The gates to the Liverpool Sailors’ Home that once stood in Canning Place are now in a prominent position in Liverpool One at the corner of Hanover and Paradise Streets. The home had two openings, one in 1850 and the another on 21st April 1862, after a two year closure due to fire.
Opened in 1850, the home was built to offer a better standard of accommodation that was available in many of the other lodging houses in the town. Designed to look like a ship’s interior, the 340 private cabins ran off galleries that were spread over five floors. However just ten years after opening the building was gutted by fire in the early hours of 29th April 1860.
It was a miracle that only two people, one of them a police fire brigade officer, died in the blaze which was started deliberately. It destroyed the the inside of what the Liverpool Mercury referred to as ‘that noble building’ which had ‘done so much towards improving the social and moral condition of the numerous seamen frequenting the port.’
The building was insured to the sum of £13,000 and this, coupled with charitable donations, allowed for rebuilding to begin quickly. The number of rooms remained the same, but more bathrooms were provided in addition to better cooking facilities and more storage space.
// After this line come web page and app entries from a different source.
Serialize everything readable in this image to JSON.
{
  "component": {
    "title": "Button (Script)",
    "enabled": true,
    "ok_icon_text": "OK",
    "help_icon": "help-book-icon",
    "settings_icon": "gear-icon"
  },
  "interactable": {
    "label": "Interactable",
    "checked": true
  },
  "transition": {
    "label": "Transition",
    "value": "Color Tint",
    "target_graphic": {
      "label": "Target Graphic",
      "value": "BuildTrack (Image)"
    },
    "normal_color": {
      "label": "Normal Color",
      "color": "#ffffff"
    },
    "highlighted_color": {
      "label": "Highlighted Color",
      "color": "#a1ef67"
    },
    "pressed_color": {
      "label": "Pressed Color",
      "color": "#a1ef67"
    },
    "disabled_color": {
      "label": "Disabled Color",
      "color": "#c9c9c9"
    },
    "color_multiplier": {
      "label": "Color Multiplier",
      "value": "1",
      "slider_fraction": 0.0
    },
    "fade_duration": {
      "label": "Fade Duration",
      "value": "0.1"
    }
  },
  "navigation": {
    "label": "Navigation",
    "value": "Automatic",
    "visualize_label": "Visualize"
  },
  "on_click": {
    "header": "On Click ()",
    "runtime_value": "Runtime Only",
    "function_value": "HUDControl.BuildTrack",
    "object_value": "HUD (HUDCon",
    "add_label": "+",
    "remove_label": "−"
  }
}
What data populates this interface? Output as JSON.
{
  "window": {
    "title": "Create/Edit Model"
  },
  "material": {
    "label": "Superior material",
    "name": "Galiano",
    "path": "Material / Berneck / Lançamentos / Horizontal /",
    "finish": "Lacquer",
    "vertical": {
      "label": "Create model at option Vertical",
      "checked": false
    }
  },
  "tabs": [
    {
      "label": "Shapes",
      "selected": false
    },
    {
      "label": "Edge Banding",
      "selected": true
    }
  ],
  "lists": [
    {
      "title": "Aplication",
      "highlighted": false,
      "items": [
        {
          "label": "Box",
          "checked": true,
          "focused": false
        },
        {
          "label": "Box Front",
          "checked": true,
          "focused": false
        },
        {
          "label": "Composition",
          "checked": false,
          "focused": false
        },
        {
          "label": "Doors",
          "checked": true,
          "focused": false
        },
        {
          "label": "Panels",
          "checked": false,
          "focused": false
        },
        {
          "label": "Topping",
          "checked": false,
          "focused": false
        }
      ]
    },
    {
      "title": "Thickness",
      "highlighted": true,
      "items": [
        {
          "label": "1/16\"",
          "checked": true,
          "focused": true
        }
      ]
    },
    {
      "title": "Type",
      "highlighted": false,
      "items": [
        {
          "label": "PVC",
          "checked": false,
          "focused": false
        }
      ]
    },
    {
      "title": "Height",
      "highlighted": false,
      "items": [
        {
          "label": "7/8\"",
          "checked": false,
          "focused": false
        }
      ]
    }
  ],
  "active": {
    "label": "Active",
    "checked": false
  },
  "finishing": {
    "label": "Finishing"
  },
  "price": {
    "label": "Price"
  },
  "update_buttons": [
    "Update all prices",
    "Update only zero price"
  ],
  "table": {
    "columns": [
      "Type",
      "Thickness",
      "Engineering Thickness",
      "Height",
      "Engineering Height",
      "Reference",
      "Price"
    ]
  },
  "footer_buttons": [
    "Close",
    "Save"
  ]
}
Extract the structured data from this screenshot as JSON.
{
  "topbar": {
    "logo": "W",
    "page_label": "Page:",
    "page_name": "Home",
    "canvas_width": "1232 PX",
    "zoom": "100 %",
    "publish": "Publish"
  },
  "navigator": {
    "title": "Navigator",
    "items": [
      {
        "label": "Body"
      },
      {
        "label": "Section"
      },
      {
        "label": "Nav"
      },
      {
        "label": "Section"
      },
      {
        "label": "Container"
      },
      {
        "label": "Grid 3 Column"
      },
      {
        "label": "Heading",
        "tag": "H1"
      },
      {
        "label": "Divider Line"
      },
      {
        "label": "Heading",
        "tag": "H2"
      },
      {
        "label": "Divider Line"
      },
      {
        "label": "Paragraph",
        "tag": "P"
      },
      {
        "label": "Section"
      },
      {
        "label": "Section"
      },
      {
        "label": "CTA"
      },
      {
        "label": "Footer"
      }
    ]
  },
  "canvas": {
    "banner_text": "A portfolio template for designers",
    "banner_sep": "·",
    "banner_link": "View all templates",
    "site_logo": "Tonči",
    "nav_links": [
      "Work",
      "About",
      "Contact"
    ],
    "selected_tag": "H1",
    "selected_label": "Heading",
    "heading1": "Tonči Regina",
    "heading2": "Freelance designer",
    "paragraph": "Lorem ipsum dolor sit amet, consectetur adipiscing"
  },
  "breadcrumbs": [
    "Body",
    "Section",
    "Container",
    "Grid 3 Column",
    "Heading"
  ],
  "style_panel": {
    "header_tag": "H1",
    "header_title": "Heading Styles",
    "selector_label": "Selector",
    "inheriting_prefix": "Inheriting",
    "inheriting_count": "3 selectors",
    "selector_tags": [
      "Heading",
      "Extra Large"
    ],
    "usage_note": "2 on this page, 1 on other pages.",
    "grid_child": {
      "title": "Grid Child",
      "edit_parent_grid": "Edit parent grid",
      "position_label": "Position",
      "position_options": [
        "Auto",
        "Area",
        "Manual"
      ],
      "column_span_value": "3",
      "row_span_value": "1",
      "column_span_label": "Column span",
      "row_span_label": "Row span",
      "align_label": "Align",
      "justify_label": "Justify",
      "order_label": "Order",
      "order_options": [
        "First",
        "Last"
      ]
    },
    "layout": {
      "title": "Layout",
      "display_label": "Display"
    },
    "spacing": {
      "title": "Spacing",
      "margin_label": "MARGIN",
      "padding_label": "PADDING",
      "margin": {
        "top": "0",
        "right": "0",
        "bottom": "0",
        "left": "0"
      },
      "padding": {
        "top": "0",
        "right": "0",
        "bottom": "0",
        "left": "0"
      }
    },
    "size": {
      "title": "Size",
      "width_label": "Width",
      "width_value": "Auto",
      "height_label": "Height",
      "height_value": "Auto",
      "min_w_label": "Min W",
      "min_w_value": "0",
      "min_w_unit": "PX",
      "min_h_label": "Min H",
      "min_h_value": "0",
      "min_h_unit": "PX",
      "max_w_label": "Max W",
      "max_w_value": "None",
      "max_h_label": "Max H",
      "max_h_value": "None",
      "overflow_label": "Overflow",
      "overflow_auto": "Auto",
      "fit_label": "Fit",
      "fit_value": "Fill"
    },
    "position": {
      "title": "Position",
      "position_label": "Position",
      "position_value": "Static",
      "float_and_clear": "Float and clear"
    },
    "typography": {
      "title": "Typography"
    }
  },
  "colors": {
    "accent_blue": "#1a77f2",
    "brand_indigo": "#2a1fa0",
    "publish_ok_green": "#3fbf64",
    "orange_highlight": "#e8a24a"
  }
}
By April 1862 the building was ready and on the 21st of that month, which was Easter Monday, the first general meeting since the fire took place in the dining hall. A toast was made to the late Prince Albert, who had laid the foundation stone in July 1846 when he visited the city to open the Albert Dock. Another was then made to Queen Victoria and those who had helped raise £4,000 were thanked. The chair of the committee, Mr Darbyshire, then addressed the new inmates and formally declared the home as open again.
In the evening a concert was given in the main hall by the Sailors’ Home Glee Party, which consisted of five men and two women. The aim of holding concerts in the building was to provide entertainment for the men when they may have otherwise have been open to temptation of prostitutes and alcohol. On this particular occasion, many ladies and gentlemen of the town attended in addition to sailors and the following day’s Mercury reported that ‘many of the songs were loudly encored and all the artistes were greeted in the most cordial manner.’
The home remained open until 1969 and the building was demolished five years later. There is now a permanent reminder though as the gates were returned to Liverpool in 2011 after being on display in a museum in Sandwell, West Midlands.